(Data excerpts)
+--
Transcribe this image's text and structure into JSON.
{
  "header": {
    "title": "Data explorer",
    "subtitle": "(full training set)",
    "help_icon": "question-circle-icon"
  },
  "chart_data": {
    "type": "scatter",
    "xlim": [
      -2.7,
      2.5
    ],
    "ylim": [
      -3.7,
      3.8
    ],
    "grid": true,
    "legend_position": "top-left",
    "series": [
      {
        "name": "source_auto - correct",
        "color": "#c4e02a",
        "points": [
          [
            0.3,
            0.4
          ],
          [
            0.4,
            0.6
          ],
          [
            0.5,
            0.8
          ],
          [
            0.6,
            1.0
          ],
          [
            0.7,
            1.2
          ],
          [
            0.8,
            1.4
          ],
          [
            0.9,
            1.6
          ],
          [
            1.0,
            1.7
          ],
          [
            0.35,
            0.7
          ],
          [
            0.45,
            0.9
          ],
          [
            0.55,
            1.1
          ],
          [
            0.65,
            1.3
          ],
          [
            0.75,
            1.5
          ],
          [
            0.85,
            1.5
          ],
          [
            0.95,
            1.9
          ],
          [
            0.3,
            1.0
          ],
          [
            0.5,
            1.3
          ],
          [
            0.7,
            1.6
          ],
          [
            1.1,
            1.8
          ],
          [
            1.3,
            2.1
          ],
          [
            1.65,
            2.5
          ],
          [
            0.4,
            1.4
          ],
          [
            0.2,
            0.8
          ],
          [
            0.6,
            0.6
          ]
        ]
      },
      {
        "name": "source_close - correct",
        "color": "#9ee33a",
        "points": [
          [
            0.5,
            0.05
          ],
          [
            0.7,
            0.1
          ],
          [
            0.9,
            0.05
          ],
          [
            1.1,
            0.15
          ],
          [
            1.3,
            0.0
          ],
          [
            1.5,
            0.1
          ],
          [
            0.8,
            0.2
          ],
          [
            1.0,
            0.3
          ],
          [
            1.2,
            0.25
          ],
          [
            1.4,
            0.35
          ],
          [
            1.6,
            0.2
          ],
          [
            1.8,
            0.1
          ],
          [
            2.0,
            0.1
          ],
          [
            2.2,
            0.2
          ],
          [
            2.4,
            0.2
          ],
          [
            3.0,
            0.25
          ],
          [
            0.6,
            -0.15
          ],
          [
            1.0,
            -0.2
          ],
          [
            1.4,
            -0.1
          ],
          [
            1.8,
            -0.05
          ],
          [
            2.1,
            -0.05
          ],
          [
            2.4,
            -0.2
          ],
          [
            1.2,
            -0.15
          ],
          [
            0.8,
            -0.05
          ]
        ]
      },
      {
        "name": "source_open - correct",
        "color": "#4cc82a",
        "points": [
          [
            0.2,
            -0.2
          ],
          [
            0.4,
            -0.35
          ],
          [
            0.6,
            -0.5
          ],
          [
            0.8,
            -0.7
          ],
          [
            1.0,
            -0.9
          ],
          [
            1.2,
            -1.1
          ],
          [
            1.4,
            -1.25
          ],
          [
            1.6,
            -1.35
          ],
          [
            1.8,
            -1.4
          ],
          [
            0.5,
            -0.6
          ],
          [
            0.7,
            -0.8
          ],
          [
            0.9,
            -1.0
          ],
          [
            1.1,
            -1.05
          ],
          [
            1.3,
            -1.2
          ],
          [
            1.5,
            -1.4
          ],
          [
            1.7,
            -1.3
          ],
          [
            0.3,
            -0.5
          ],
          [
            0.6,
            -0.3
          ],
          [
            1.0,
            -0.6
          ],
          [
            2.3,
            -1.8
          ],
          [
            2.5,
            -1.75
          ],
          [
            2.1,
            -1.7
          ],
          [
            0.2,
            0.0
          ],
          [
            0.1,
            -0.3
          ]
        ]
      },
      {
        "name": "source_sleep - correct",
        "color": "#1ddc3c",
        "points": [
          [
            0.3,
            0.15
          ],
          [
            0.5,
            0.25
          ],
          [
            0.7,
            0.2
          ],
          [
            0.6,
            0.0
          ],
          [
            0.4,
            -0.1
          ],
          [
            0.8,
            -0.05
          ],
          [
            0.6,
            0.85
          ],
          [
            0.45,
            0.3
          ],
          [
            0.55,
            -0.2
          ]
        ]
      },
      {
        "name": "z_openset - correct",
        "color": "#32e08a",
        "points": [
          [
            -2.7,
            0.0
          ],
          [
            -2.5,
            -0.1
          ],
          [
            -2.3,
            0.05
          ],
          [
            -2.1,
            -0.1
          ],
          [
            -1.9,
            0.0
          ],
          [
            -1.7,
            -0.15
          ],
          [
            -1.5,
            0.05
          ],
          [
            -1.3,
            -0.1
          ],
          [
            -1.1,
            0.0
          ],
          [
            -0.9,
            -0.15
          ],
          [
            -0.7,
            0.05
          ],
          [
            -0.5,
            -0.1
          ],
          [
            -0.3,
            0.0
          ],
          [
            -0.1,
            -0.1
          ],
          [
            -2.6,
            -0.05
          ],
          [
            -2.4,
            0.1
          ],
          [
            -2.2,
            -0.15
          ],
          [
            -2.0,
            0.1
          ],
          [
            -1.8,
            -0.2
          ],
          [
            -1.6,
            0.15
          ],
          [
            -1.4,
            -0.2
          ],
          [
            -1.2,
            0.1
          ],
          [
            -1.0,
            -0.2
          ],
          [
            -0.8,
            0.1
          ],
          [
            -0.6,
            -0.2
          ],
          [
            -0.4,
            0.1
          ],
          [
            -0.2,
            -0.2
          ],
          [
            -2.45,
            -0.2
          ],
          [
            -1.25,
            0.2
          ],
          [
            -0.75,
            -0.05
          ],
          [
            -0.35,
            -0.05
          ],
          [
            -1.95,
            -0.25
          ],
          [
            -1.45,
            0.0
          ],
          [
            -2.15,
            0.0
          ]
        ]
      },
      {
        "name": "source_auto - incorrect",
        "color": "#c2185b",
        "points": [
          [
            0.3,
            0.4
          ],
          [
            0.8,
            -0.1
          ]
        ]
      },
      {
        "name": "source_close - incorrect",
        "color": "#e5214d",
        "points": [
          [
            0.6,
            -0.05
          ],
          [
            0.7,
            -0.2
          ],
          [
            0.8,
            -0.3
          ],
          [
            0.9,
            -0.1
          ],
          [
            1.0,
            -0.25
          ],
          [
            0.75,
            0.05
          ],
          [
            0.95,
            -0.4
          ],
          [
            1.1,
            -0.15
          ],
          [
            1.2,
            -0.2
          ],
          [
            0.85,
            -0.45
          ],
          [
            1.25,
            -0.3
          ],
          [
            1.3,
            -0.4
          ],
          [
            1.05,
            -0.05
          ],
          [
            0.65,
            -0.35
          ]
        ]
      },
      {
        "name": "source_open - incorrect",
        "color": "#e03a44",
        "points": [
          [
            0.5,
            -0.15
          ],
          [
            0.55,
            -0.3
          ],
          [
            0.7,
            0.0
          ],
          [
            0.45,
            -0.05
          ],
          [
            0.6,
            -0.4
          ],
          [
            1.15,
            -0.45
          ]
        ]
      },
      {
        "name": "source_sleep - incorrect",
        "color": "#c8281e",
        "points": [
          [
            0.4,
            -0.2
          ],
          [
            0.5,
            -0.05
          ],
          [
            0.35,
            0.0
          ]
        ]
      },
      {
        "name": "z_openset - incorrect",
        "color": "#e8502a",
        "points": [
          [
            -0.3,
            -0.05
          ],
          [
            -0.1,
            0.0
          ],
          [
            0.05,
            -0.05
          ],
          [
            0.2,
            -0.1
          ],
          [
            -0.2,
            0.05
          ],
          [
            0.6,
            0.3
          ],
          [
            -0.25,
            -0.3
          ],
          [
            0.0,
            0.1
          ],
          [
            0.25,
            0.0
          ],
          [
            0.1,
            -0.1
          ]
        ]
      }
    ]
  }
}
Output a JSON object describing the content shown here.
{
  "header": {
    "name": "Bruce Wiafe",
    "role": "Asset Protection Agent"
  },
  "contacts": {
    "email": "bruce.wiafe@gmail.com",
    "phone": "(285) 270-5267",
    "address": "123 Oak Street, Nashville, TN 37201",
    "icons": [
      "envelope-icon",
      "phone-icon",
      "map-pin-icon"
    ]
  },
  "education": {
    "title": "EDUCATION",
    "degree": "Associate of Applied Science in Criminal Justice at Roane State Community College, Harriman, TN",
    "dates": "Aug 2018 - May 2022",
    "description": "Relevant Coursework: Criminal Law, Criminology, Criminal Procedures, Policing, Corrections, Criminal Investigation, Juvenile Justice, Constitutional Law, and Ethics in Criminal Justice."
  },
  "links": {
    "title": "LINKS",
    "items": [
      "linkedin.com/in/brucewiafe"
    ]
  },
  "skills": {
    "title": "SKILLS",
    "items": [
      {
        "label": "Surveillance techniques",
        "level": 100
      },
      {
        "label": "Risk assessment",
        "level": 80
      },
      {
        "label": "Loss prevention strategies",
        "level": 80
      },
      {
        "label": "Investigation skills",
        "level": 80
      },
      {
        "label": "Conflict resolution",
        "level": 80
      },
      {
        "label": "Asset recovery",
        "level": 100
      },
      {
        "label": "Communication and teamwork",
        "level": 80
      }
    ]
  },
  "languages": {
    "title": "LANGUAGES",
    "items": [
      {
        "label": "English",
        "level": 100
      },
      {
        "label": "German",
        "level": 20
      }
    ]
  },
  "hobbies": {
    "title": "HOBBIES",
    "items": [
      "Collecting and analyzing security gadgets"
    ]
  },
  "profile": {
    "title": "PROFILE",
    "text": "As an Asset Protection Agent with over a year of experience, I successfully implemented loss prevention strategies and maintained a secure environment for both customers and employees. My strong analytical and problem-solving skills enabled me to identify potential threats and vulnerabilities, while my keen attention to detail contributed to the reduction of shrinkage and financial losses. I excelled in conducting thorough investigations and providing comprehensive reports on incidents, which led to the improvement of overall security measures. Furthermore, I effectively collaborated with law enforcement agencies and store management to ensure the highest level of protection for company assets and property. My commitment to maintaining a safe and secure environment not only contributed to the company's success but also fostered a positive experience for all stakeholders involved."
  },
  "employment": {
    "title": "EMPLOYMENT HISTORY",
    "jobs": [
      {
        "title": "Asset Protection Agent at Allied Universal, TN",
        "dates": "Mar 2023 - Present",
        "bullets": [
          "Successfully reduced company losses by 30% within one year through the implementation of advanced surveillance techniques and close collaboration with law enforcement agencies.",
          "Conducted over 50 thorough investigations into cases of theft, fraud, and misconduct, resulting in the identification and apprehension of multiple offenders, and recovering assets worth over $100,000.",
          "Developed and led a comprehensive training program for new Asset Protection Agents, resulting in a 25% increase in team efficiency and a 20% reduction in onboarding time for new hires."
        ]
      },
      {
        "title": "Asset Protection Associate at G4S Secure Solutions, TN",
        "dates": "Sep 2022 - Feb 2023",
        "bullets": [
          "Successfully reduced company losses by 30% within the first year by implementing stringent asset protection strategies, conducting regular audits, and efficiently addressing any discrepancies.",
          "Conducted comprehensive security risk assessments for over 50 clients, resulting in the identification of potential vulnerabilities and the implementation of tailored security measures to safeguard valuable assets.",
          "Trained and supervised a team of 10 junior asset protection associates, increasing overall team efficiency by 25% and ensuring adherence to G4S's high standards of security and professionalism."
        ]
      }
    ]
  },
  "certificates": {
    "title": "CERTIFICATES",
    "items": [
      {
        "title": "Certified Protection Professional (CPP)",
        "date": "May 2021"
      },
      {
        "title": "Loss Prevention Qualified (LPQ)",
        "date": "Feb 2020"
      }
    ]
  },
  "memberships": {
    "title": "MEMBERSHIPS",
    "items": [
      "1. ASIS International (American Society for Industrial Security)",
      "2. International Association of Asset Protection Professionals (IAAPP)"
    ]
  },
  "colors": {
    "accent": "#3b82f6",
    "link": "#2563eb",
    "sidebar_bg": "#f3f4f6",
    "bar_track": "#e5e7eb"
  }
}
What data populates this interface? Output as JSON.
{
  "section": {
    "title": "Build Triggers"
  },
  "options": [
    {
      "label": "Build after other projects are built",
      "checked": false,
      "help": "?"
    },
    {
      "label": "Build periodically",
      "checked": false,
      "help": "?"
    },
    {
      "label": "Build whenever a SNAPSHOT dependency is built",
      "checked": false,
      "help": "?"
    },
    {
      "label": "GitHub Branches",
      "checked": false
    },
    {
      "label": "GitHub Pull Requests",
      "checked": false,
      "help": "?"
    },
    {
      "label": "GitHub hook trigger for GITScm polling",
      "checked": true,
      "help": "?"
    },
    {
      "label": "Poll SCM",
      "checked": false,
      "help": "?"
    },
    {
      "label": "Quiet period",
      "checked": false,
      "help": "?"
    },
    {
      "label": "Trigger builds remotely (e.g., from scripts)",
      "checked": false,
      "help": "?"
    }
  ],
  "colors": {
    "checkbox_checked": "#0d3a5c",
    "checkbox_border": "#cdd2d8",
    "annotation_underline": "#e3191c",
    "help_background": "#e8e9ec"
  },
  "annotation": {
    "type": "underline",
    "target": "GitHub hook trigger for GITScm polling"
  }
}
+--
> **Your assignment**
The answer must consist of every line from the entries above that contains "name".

> **Answer box**
        "name": "source_auto - correct",
        "name": "source_close - correct",
        "name": "source_open - correct",
        "name": "source_sleep - correct",
        "name": "z_openset - correct",
        "name": "source_auto - incorrect",
        "name": "source_close - incorrect",
        "name": "source_open - incorrect",
        "name": "source_sleep - incorrect",
        "name": "z_openset - incorrect",
    "name": "Bruce Wiafe",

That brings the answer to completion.